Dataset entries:
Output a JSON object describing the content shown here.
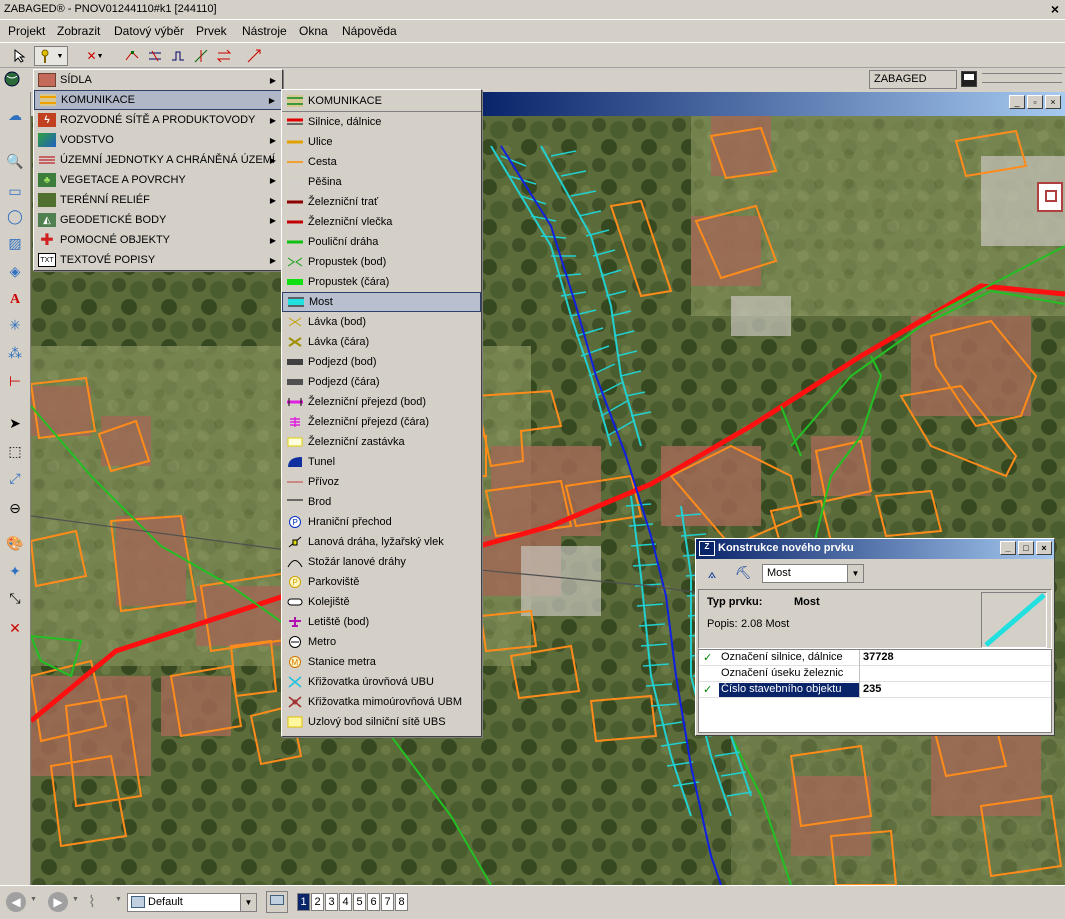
{
  "window": {
    "title": "ZABAGED® - PNOV01244110#k1 [244110]",
    "close": "×"
  },
  "menubar": [
    "Projekt",
    "Zobrazit",
    "Datový výběr",
    "Prvek",
    "Nástroje",
    "Okna",
    "Nápověda"
  ],
  "toolbar": {
    "layer_label": "ZABAGED"
  },
  "menu_categories": [
    {
      "label": "SÍDLA",
      "icon": "house-icon",
      "color": "#b04040"
    },
    {
      "label": "KOMUNIKACE",
      "icon": "road-icon",
      "color": "#e0a020"
    },
    {
      "label": "ROZVODNÉ SÍTĚ A PRODUKTOVODY",
      "icon": "network-icon",
      "color": "#b03000"
    },
    {
      "label": "VODSTVO",
      "icon": "water-icon",
      "color": "#2060c0"
    },
    {
      "label": "ÚZEMNÍ JEDNOTKY A CHRÁNĚNÁ ÚZEMÍ",
      "icon": "boundary-icon",
      "color": "#c04040"
    },
    {
      "label": "VEGETACE A POVRCHY",
      "icon": "tree-icon",
      "color": "#308030"
    },
    {
      "label": "TERÉNNÍ RELIÉF",
      "icon": "relief-icon",
      "color": "#406020"
    },
    {
      "label": "GEODETICKÉ BODY",
      "icon": "geodetic-icon",
      "color": "#206040"
    },
    {
      "label": "POMOCNÉ OBJEKTY",
      "icon": "cross-icon",
      "color": "#c02020"
    },
    {
      "label": "TEXTOVÉ POPISY",
      "icon": "text-icon",
      "color": "#000000"
    }
  ],
  "submenu": {
    "header": "KOMUNIKACE",
    "items": [
      {
        "label": "Silnice, dálnice",
        "icon": "road-line-icon"
      },
      {
        "label": "Ulice",
        "icon": "street-line-icon"
      },
      {
        "label": "Cesta",
        "icon": "path-line-icon"
      },
      {
        "label": "Pěšina",
        "icon": "footpath-line-icon"
      },
      {
        "label": "Železniční trať",
        "icon": "railway-line-icon"
      },
      {
        "label": "Železniční vlečka",
        "icon": "siding-line-icon"
      },
      {
        "label": "Pouliční dráha",
        "icon": "tram-line-icon"
      },
      {
        "label": "Propustek (bod)",
        "icon": "culvert-point-icon"
      },
      {
        "label": "Propustek (čára)",
        "icon": "culvert-line-icon"
      },
      {
        "label": "Most",
        "icon": "bridge-icon"
      },
      {
        "label": "Lávka (bod)",
        "icon": "footbridge-point-icon"
      },
      {
        "label": "Lávka (čára)",
        "icon": "footbridge-line-icon"
      },
      {
        "label": "Podjezd (bod)",
        "icon": "underpass-point-icon"
      },
      {
        "label": "Podjezd (čára)",
        "icon": "underpass-line-icon"
      },
      {
        "label": "Železniční přejezd (bod)",
        "icon": "crossing-point-icon"
      },
      {
        "label": "Železniční přejezd (čára)",
        "icon": "crossing-line-icon"
      },
      {
        "label": "Železniční zastávka",
        "icon": "station-icon"
      },
      {
        "label": "Tunel",
        "icon": "tunnel-icon"
      },
      {
        "label": "Přívoz",
        "icon": "ferry-icon"
      },
      {
        "label": "Brod",
        "icon": "ford-icon"
      },
      {
        "label": "Hraniční přechod",
        "icon": "border-crossing-icon"
      },
      {
        "label": "Lanová dráha, lyžařský vlek",
        "icon": "cableway-icon"
      },
      {
        "label": "Stožár lanové dráhy",
        "icon": "pylon-icon"
      },
      {
        "label": "Parkoviště",
        "icon": "parking-icon"
      },
      {
        "label": "Kolejiště",
        "icon": "rail-yard-icon"
      },
      {
        "label": "Letiště (bod)",
        "icon": "airport-icon"
      },
      {
        "label": "Metro",
        "icon": "metro-icon"
      },
      {
        "label": "Stanice metra",
        "icon": "metro-station-icon"
      },
      {
        "label": "Křižovatka úrovňová UBU",
        "icon": "junction-icon"
      },
      {
        "label": "Křižovatka mimoúrovňová UBM",
        "icon": "interchange-icon"
      },
      {
        "label": "Uzlový bod silniční sítě UBS",
        "icon": "node-icon"
      }
    ]
  },
  "dialog": {
    "title": "Konstrukce nového prvku",
    "selected_type": "Most",
    "type_label": "Typ prvku:",
    "type_value": "Most",
    "popis_label": "Popis:",
    "popis_value": "2.08 Most",
    "attributes": [
      {
        "name": "Označení silnice, dálnice",
        "value": "37728",
        "checked": true
      },
      {
        "name": "Označení  úseku železnic",
        "value": "",
        "checked": false
      },
      {
        "name": "Číslo stavebního objektu",
        "value": "235",
        "checked": true
      }
    ],
    "check": "✓"
  },
  "statusbar": {
    "view": "Default",
    "view_numbers": [
      "1",
      "2",
      "3",
      "4",
      "5",
      "6",
      "7",
      "8"
    ]
  }
}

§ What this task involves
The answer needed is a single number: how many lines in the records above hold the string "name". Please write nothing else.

§ Answer to the problem
3